Yesterday at the Associated Press, aka the Administration's Press, the headline at reporter Jim Kuhnhenn's story on President Obama's latest excuse to add more bureaucrats to the government payroll ("Obama wants to target oil market manipulation") presupposed the existence of oil market manipulation when none has been proven. In 850 words, he didn't find any space for critics of the move, who include the Daily Ticker's Henry Blodget, CEO of Business Insider, using descriptions like "embarrassing," "give me a break," "smoke and mirrors," and "a crock." Finding contrary opinion is something Kuhnhenn would almost definitely have done with an economy-related move of a Republican or conservative president.
Before getting to Blodget, let's look at what the government itself had to say to everyday Americans about what influences gas prices just two months ago at the USA.gov blog (bolds are mine):
Why the Price of Gas is Rising
On Facebook, Laura asked, “what is causing the rise in fuel prices in the USA and who benefits from this increase?”

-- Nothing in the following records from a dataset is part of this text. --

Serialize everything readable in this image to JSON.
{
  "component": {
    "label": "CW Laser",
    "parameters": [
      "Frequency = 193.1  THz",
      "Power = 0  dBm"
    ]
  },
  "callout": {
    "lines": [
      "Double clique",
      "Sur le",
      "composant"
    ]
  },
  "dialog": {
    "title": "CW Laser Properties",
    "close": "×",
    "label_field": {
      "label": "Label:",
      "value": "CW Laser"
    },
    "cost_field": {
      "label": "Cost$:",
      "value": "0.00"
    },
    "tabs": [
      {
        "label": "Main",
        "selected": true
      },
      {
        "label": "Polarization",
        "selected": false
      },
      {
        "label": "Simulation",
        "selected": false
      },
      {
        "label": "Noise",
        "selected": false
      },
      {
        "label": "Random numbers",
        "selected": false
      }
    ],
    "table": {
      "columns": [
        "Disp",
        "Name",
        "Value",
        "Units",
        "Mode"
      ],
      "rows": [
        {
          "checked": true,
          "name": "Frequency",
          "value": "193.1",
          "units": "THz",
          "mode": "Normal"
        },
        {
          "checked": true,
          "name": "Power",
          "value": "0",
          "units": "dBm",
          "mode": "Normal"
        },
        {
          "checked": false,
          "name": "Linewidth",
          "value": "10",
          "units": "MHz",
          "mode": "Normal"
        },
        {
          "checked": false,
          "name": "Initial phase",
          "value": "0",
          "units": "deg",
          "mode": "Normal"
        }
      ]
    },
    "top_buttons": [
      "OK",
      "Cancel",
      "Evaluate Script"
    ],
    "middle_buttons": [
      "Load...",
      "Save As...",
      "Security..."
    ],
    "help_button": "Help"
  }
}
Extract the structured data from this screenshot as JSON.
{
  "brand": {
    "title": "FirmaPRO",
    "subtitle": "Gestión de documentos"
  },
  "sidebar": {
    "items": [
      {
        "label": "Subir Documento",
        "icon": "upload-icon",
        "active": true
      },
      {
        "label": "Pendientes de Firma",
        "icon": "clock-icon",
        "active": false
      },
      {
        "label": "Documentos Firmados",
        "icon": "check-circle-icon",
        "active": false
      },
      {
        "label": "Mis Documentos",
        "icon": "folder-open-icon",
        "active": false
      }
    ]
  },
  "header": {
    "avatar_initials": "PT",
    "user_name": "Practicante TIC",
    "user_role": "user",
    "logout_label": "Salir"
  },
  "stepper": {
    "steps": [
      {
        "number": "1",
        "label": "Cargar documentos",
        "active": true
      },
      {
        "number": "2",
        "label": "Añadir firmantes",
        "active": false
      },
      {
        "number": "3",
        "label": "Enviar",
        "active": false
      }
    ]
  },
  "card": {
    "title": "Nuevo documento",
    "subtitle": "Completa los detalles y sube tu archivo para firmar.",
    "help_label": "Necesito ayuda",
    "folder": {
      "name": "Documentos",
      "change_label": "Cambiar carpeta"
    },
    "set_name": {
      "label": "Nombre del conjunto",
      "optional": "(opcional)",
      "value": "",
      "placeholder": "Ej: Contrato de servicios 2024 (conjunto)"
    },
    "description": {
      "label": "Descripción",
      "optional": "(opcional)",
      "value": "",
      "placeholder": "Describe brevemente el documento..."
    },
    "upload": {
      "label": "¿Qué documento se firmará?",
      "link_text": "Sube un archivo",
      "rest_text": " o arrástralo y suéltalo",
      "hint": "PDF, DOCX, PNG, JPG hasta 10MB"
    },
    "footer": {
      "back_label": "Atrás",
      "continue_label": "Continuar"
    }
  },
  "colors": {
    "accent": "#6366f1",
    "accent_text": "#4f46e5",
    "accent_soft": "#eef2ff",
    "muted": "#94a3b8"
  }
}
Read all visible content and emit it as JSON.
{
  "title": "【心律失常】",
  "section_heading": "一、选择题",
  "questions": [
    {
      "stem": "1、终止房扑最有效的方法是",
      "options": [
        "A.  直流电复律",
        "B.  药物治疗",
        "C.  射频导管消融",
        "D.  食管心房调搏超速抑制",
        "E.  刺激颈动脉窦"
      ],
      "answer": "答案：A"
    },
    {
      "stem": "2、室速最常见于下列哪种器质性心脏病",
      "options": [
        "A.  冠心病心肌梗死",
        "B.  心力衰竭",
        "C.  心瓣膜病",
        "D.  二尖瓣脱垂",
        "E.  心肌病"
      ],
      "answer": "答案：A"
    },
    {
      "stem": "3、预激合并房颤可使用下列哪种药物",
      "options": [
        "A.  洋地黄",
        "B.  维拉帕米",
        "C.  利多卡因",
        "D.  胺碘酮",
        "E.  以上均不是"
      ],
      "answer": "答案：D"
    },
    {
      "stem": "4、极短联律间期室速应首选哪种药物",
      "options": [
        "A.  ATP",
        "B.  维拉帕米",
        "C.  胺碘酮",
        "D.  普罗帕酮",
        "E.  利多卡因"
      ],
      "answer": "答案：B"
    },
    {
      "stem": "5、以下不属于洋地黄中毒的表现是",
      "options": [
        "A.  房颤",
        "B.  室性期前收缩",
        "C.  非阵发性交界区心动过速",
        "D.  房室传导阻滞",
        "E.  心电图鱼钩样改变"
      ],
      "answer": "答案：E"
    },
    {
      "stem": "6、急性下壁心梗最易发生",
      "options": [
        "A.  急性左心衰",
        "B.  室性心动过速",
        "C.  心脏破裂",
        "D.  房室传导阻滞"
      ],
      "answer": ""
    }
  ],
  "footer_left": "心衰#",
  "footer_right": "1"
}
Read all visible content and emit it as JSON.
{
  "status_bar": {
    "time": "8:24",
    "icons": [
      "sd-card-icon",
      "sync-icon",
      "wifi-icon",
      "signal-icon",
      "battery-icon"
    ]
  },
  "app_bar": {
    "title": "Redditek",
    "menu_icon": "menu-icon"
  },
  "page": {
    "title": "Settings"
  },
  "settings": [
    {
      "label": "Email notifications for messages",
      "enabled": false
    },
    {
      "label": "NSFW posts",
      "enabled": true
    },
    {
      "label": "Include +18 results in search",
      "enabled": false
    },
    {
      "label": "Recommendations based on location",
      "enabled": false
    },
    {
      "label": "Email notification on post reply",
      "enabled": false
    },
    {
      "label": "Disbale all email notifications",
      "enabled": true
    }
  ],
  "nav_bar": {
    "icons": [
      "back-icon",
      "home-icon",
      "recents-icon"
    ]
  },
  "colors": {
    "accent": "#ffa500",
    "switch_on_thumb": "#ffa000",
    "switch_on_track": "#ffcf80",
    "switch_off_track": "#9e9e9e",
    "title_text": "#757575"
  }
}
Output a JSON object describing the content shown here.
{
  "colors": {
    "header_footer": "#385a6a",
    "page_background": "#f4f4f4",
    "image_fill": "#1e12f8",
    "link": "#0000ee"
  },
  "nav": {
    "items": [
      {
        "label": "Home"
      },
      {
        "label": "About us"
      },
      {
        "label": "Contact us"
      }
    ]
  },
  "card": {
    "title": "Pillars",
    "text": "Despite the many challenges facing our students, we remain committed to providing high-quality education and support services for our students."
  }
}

Fuel prices in the United States are rising because of the increasing cost of crude oil. Crude oil is the natural form of oil as it is found in the ground, before it has been refined into gasoline. As of January 2012, the price of crude oil made up 76% of the cost of regular gasoline. In January, the national average retail price of gas was $3.38 per gallon. This means $2.57 per gallon paid for crude oil. Find out what makes up the rest of the price.
There are a few reasons why the price of crude oil is rising. There’s more demand from countries that haven’t used very much oil in the past, such as China. Also, instability in the Middle East means recent output from countries like Libya and Iran has been unpredictable or low. The Middle East produces a lot of the world’s oil and less oil means higher prices.
Currently, the United States’ demand for oil is down and production of oil is up. These factors would normally make prices go down. However, demand for oil in emerging markets like China is so high that it overcomes these market forces.
The countries and corporations that sell crude oil benefit when the price is high. In 2010, about 49% of the oil used by the U.S. was imported from foreign countries.
What? No mention of speculators? Nope, and there's mention of the alleged role of speculators found in search at the government's Economic and Statistics Administration on "speculator," "speculators," or "speculation." Imagine that.
Here is some of what Blodget had to say in a Yahoo Finance video yesterday, as reported by the site's Bernice Napach:
The Daily Ticker's Henry Blodget says the proposal is "embarrassing" because speculators have little to do with the rising price of oil and gasoline. Prices are moving higher, Henry says, because "three billion new capitalists" in India and China are consuming oil and gasoline. It's the balance between supply and demand that determines whether oil prices rise or fall, not speculators, Henry argues.
Ms. Napach left out many of the video's juicy parts. Here are just a few:
- "It does not required a Ph.D. in Economics to see that the main driver of gas prices and oil prices is supply and demand."
- "Speculators couldn't care less whether prices go up or down. They bet both ways. So this idea that all speculators do is drive gas prices up is a crock. ... This is smoke and mirrors."
- "People do not want to confront the fact that we do not have as much oil as we need to have $20 (a barrel) oil."
Blodget also made a telling point in relation to housing, which is that raising the "margin requirements" (i.e., the required down payments) on homebuyers has driven the home prices down. While it's clear that many mortgage loans during 1990s and 2000s were too lenient in this regard (thanks largely to Fannie Mae Freddie Mac, and HUD allowing them and in Fan and Fred's case buying the potential problems, I'm told that the pendulum has swung way too far in the other direction, and that it's very difficult for even well-qualified buyers to get financing because Dodd-Frank and other regulations are giving banks virtually zero discretion or ability to reasonably accommodate special circumstances.
Back to AP's Kuhnhenn: He and his headline writer owed his readers at least a little skepticism, and they gave them none. The closest Kuhnhenn got (one would think after a lot of trying to get a stronger statement out of someone and failing) was the following ridiculous non-statement: "Analysts say it is possible that such speculation has somewhat inflated the price of oil."
Cross-posted at BizzyBlog.com.